### Available records ###
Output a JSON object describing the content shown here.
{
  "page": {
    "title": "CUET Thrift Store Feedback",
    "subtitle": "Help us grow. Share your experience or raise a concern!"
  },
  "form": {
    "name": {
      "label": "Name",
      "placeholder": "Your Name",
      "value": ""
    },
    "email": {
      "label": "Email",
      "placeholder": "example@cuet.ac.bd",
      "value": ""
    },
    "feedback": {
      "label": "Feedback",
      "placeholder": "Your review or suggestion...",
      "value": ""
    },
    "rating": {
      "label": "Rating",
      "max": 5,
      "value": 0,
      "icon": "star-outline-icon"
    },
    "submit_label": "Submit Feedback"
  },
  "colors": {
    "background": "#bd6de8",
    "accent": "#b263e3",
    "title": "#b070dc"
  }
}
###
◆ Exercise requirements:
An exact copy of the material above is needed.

◆ Solved problem:
Output a JSON object describing the content shown here.
{
  "page": {
    "title": "CUET Thrift Store Feedback",
    "subtitle": "Help us grow. Share your experience or raise a concern!"
  },
  "form": {
    "name": {
      "label": "Name",
      "placeholder": "Your Name",
      "value": ""
    },
    "email": {
      "label": "Email",
      "placeholder": "example@cuet.ac.bd",
      "value": ""
    },
    "feedback": {
      "label": "Feedback",
      "placeholder": "Your review or suggestion...",
      "value": ""
    },
    "rating": {
      "label": "Rating",
      "max": 5,
      "value": 0,
      "icon": "star-outline-icon"
    },
    "submit_label": "Submit Feedback"
  },
  "colors": {
    "background": "#bd6de8",
    "accent": "#b263e3",
    "title": "#b070dc"
  }
}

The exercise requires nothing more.